Tumbling down

  Every performance is an installation, every painting a performance. All poems are music, and every sculpture is a dance. Crayons and brushes are pencil and paper, or computer keyboard, or violin and bow, or space to fill-up on stage in a theater. A pianist is a singer, is a dancer, a maker of line drawings, a teller of tales, a weaver. The designs and stories are new and old. The spinning has never been done before, never … [Read more...]


In the Classical music world, it is as if most musicians have forgotten how to talk -- or never learned. They can't communicate with easy ordinary extemporaneous speech. Can't express themselves in daily conversation. Instead, only scripts -- the detailed record, the detailed notation, the traces of music. We are always reading, never speaking for ourselves. Never communicating just what's on our minds or in our hearts. We are mute, unless the … [Read more...]

Just before 8


A few minutes before 8 p.m., my heart beats faster. So many concerts start at this time -- after years in the business my body is trained! The particular ritual of the concert brings a kind of order to living. Concert days culminate in a seventy- or eighty-minute period of time that begins at 8:05, or 8:13 (late ticket buyers still in line). Of course, at Wigmore Hall, this "8 o'clock" is 7:30 (often 7:33), in Rome it's 9. Unlike the … [Read more...]

Case Law


Setting out to learn a piece of scripted classical music, a pianist usually looks at print. Some musicians listen to recordings. A celebrated American violin pedagogue sent her young virtuosos to listen to five or six recordings of a new piece. The kids calculated the speed of each performance with a metronome, averaging the numbers together to determine the right tempo for their own performance -- a focus group for tempo! Other teachers … [Read more...]

Mr. Brendel, thank you

My introduction of Alfred Brendel last night in Boston: In classical music, there are those who believe that thinking about music can compromise feeling -- compromise our emotional response to music. Alfred Brendel's example vividly shows us that such notions are foolish. Mr. Brendel scrutinizes the canonic texts of the piano repertory. He examines the behaviors of piano playing and musical life, and he's shown that deep reflection can yield … [Read more...]

Iowa was the name of the Star

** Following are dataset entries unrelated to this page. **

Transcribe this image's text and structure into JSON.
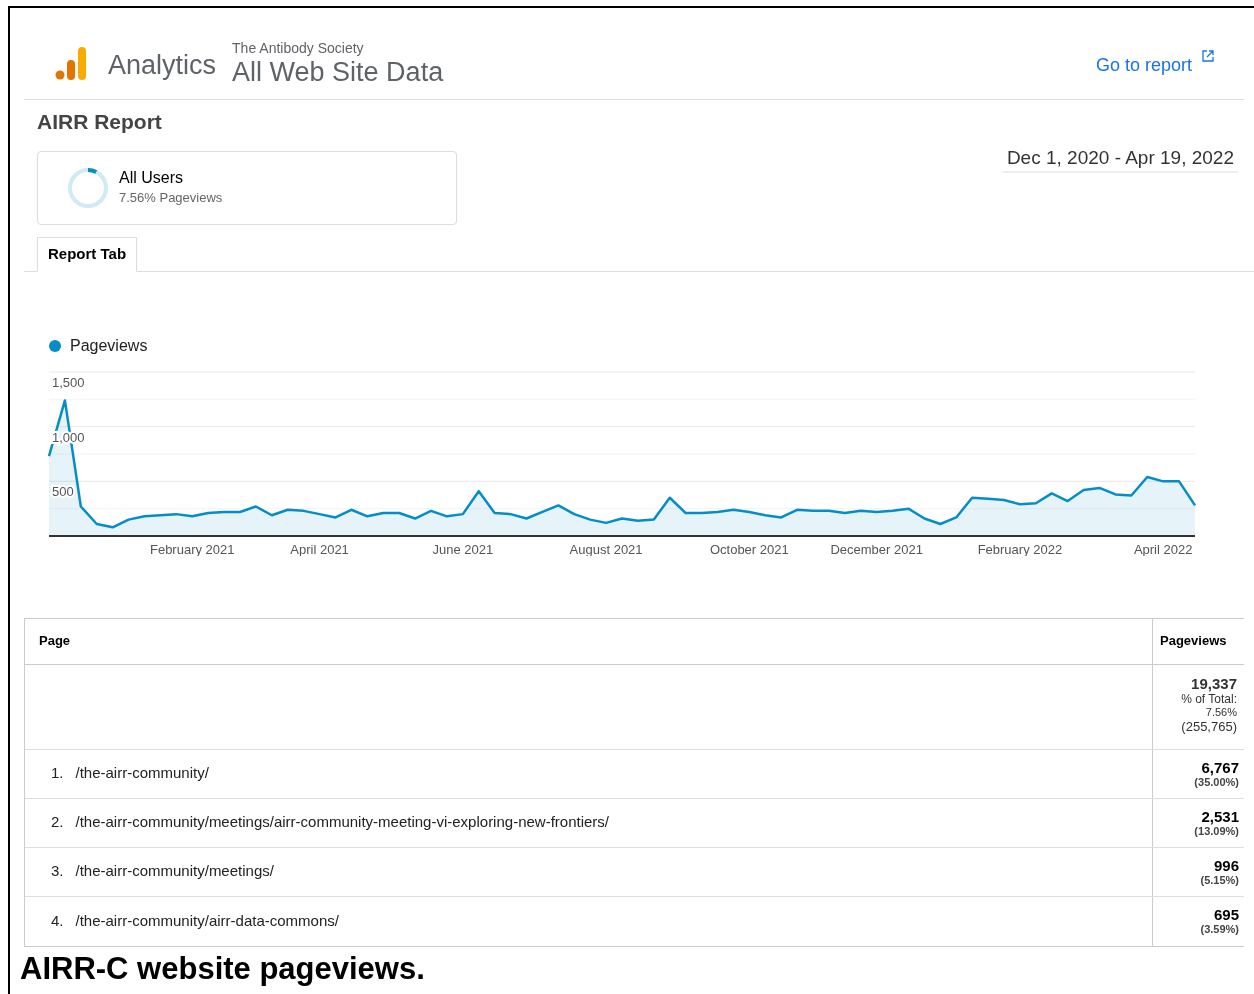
{
  "header": {
    "product": "Analytics",
    "account": "The Antibody Society",
    "property": "All Web Site Data",
    "link": "Go to report"
  },
  "report": {
    "title": "AIRR Report",
    "segment": {
      "name": "All Users",
      "detail": "7.56% Pageviews",
      "level": 0.0756
    },
    "date_range": "Dec 1, 2020 - Apr 19, 2022"
  },
  "tabs": [
    {
      "label": "Report Tab",
      "selected": true
    }
  ],
  "chart": {
    "chart_data": {
      "type": "area",
      "categories": [
        null,
        null,
        null,
        null,
        null,
        null,
        null,
        null,
        null,
        "February 2021",
        null,
        null,
        null,
        null,
        null,
        null,
        null,
        "April 2021",
        null,
        null,
        null,
        null,
        null,
        null,
        null,
        null,
        "June 2021",
        null,
        null,
        null,
        null,
        null,
        null,
        null,
        null,
        "August 2021",
        null,
        null,
        null,
        null,
        null,
        null,
        null,
        null,
        "October 2021",
        null,
        null,
        null,
        null,
        null,
        null,
        null,
        "December 2021",
        null,
        null,
        null,
        null,
        null,
        null,
        null,
        null,
        "February 2022",
        null,
        null,
        null,
        null,
        null,
        null,
        null,
        null,
        "April 2022",
        null,
        null
      ],
      "series": [
        {
          "name": "Pageviews",
          "color": "#058dc7",
          "values": [
            730,
            1240,
            270,
            110,
            80,
            150,
            180,
            190,
            200,
            180,
            210,
            220,
            220,
            270,
            190,
            240,
            230,
            200,
            170,
            240,
            180,
            210,
            210,
            160,
            230,
            180,
            200,
            410,
            210,
            200,
            160,
            220,
            280,
            200,
            150,
            120,
            160,
            140,
            150,
            350,
            210,
            210,
            220,
            240,
            220,
            190,
            170,
            240,
            230,
            230,
            210,
            230,
            220,
            230,
            250,
            160,
            110,
            170,
            350,
            340,
            330,
            290,
            300,
            390,
            320,
            420,
            440,
            380,
            370,
            540,
            500,
            500,
            280
          ]
        }
      ],
      "ylim": [
        0,
        1500
      ],
      "yticks": [
        {
          "value": 500,
          "label": "500"
        },
        {
          "value": 1000,
          "label": "1,000"
        },
        {
          "value": 1500,
          "label": "1,500"
        }
      ]
    }
  },
  "table": {
    "columns": [
      "Page",
      "Pageviews"
    ],
    "total": {
      "value": "19,337",
      "share_label": "% of Total:",
      "share": "7.56%",
      "overall": "(255,765)"
    },
    "rows": [
      {
        "rank": "1.",
        "page": "/the-airr-community/",
        "value": "6,767",
        "share": "(35.00%)"
      },
      {
        "rank": "2.",
        "page": "/the-airr-community/meetings/airr-community-meeting-vi-exploring-new-frontiers/",
        "value": "2,531",
        "share": "(13.09%)"
      },
      {
        "rank": "3.",
        "page": "/the-airr-community/meetings/",
        "value": "996",
        "share": "(5.15%)"
      },
      {
        "rank": "4.",
        "page": "/the-airr-community/airr-data-commons/",
        "value": "695",
        "share": "(3.59%)"
      }
    ]
  },
  "caption": "AIRR-C website pageviews."
}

I'm from Iowa. Born there. Grew up there. Studied music there. I wasn't a prodigy. I took lessons from the lady down the street. (Her name was Joy Lord.) In high school, I played concertos with several Iowa orchestras. In a big city, I wouldn't have had the opportunity. I wasn't playing all of Chopin's etudes. Nothing like that. Being there gave me a chance, to dream bigger than I was. What is musical talent? It is an ability to hear and … [Read more...]

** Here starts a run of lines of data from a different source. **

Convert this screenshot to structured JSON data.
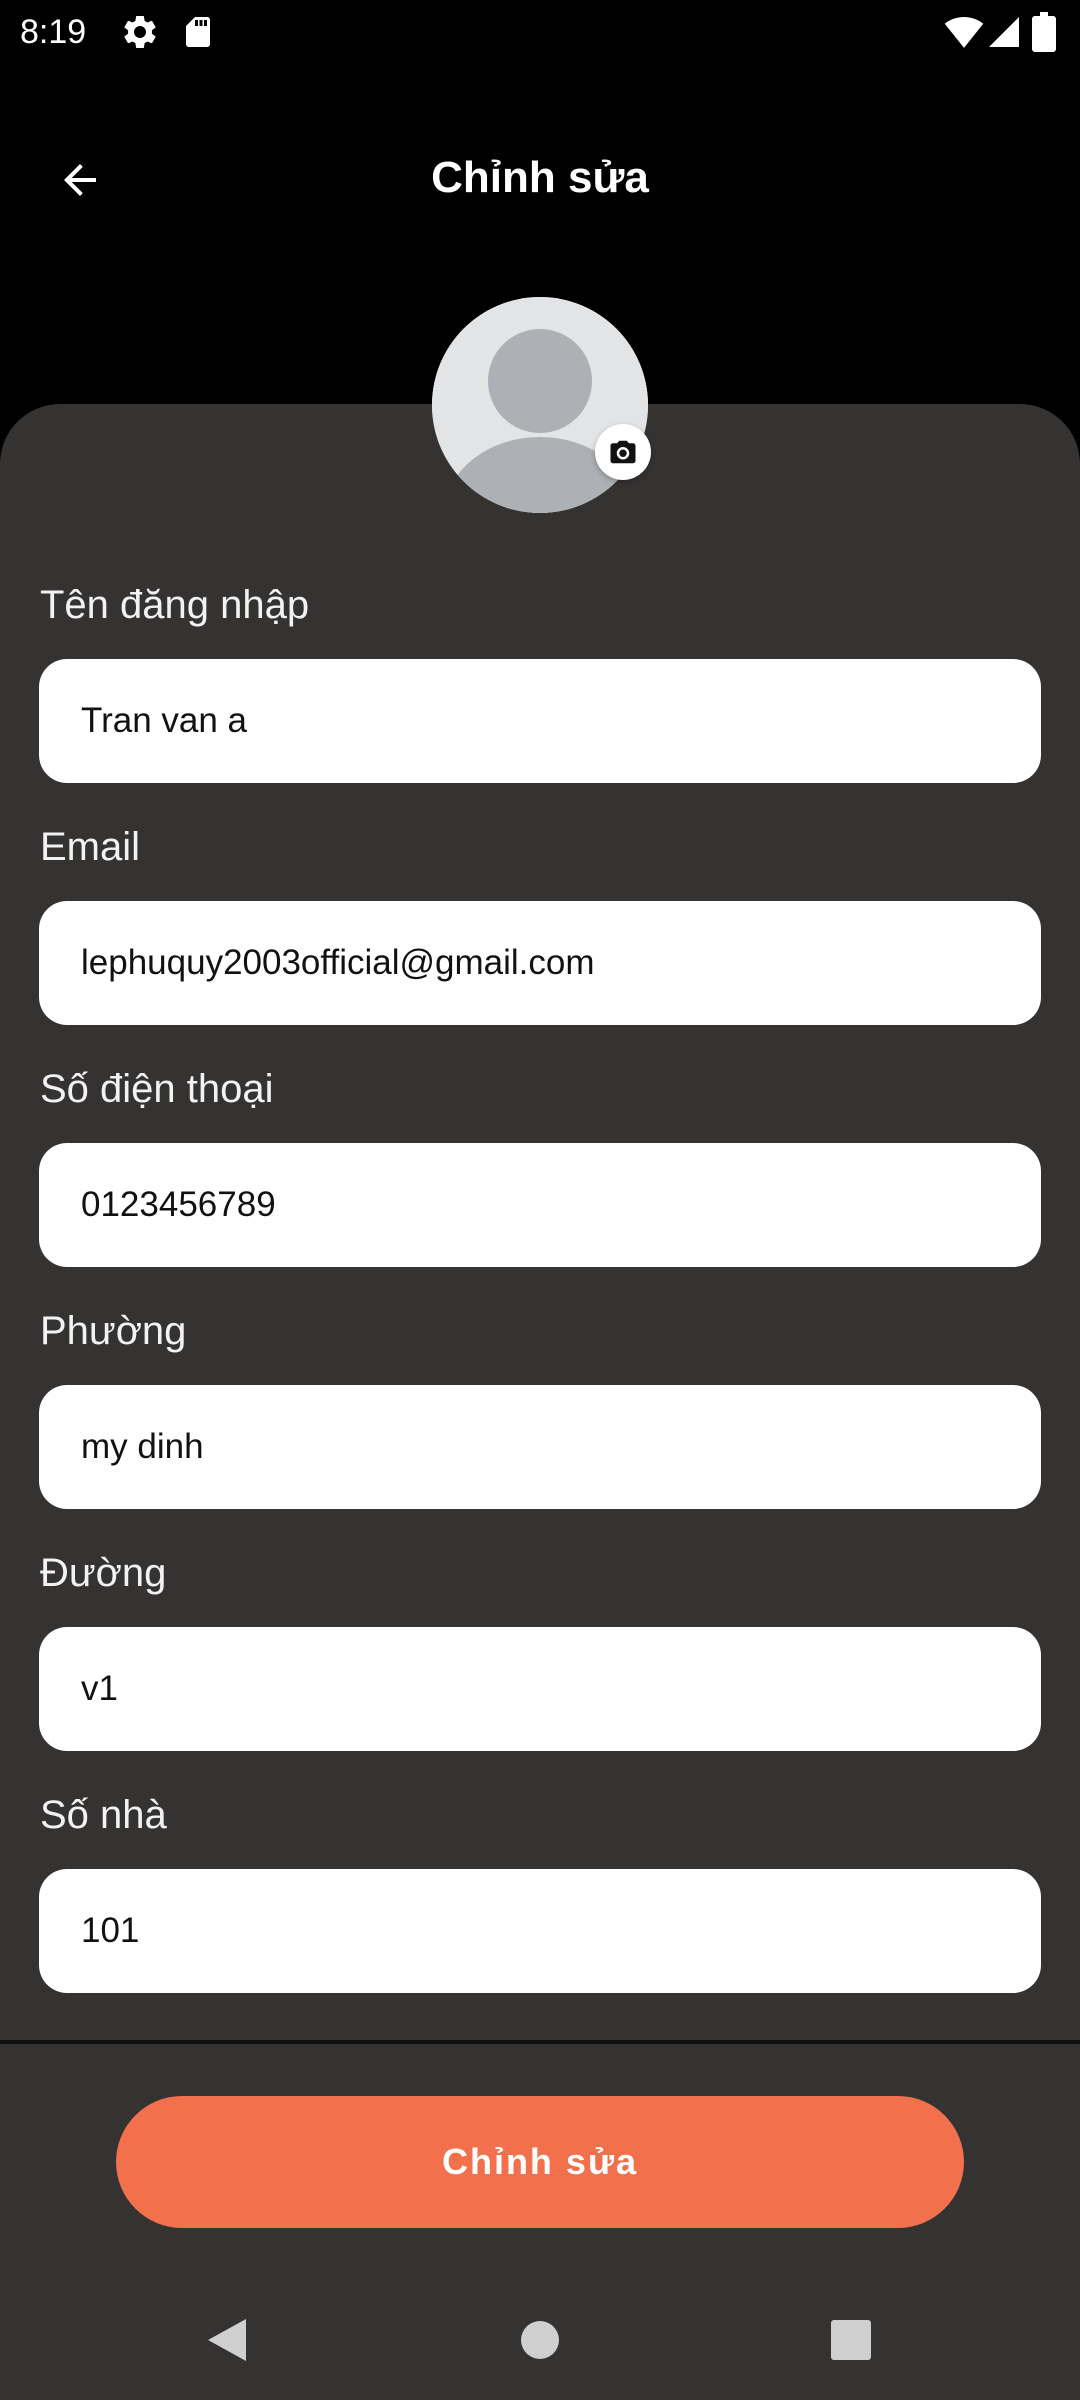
{
  "status_bar": {
    "time": "8:19",
    "icons": [
      "gear-icon",
      "sd-card-icon",
      "wifi-icon",
      "signal-icon",
      "battery-icon"
    ]
  },
  "header": {
    "title": "Chỉnh sửa",
    "back_icon": "arrow-left-icon"
  },
  "profile": {
    "avatar_icon": "person-avatar-icon",
    "camera_icon": "camera-icon"
  },
  "form": {
    "fields": [
      {
        "label": "Tên đăng nhập",
        "value": "Tran van a"
      },
      {
        "label": "Email",
        "value": "lephuquy2003official@gmail.com"
      },
      {
        "label": "Số điện thoại",
        "value": "0123456789"
      },
      {
        "label": "Phường",
        "value": "my dinh"
      },
      {
        "label": "Đường",
        "value": "v1"
      },
      {
        "label": "Số nhà",
        "value": "101"
      }
    ]
  },
  "actions": {
    "submit_label": "Chỉnh sửa"
  },
  "navigation": {
    "icons": [
      "back-triangle-icon",
      "home-circle-icon",
      "recents-square-icon"
    ]
  },
  "colors": {
    "background": "#000000",
    "panel": "#353232",
    "accent": "#f2714c",
    "input_background": "#ffffff"
  }
}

The "reception" of a piece of music becomes part of its identity. Our performances, recordings, reviews, reactions, lawsuits, teaching, reflection, arrangements, remixes, appropriation -- all of that is the piece, along with the text we started from. Famous music acquires a larger and larger, and more multiply-determined identity. Eventually, there are so many components that none of us can affect the whole very much. When I give the first … [Read more...]

Quality Control


Classical music culture is permeated with judgment making. Maybe it's necessary? Maybe it suits us? We audition musicians to discover who will play better in an orchestra, or to find out which students can develop best in a school. We're always grading and sorting. Critics and conductors announce what pieces are better than other pieces. (Recently, I read about Jean Sibelius's "best" symphony.) It's dangerous. And not because we don't want … [Read more...]



There's a certain pride associated with rising melodic lines -- in much nineteenth-century music. Singing soars, and in soaring affirms something very positive about being human. As pitch rises, we might get louder, more tonally intense, more emotional. In other music, high registers are thin. Earlier instruments and techniques may corroborate this thinness: no steel "E" strings on eighteenth-century violins, singing voices differently … [Read more...]